Scan the records for the word "icon". Return each line where it is found.

[Data about app and page elements]
━━━━━━━━━━━━━━━━━━━━━━━━━━━━━━

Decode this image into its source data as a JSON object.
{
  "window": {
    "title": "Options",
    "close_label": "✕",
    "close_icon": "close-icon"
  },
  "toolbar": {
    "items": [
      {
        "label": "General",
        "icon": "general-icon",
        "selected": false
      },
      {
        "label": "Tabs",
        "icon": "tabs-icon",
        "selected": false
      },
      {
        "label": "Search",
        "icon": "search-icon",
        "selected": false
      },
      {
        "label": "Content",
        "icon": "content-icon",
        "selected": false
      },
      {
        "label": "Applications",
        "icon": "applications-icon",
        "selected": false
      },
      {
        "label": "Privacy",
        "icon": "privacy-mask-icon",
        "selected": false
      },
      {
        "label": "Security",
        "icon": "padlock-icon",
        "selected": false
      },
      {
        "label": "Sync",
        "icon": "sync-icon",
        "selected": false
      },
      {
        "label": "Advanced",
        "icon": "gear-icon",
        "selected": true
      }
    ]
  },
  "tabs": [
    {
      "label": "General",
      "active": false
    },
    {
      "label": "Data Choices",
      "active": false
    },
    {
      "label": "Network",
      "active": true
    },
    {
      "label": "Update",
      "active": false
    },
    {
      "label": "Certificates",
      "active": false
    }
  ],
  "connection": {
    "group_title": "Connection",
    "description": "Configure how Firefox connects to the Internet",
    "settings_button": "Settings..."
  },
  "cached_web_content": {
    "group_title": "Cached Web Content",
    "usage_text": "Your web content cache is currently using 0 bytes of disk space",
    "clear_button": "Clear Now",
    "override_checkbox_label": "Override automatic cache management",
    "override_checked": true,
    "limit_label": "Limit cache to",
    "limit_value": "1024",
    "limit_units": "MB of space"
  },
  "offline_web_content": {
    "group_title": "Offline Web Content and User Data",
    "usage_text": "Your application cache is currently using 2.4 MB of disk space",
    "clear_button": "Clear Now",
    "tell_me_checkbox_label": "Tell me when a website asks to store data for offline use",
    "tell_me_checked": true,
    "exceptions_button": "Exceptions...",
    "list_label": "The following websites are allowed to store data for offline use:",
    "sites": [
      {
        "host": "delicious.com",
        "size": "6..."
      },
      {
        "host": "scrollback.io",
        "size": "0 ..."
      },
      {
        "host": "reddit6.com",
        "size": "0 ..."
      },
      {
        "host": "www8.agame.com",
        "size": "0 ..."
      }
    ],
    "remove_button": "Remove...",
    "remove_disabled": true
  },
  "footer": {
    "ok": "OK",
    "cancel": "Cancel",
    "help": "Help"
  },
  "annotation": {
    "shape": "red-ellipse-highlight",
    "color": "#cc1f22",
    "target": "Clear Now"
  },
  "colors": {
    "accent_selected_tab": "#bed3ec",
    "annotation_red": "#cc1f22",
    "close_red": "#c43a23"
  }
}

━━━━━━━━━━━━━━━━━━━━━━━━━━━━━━

**EXPECTED OUTPUT**
    "close_icon": "close-icon"
        "icon": "general-icon",
        "icon": "tabs-icon",
        "icon": "search-icon",
        "icon": "content-icon",
        "icon": "applications-icon",
        "icon": "privacy-mask-icon",
        "icon": "padlock-icon",
        "icon": "sync-icon",
        "icon": "gear-icon",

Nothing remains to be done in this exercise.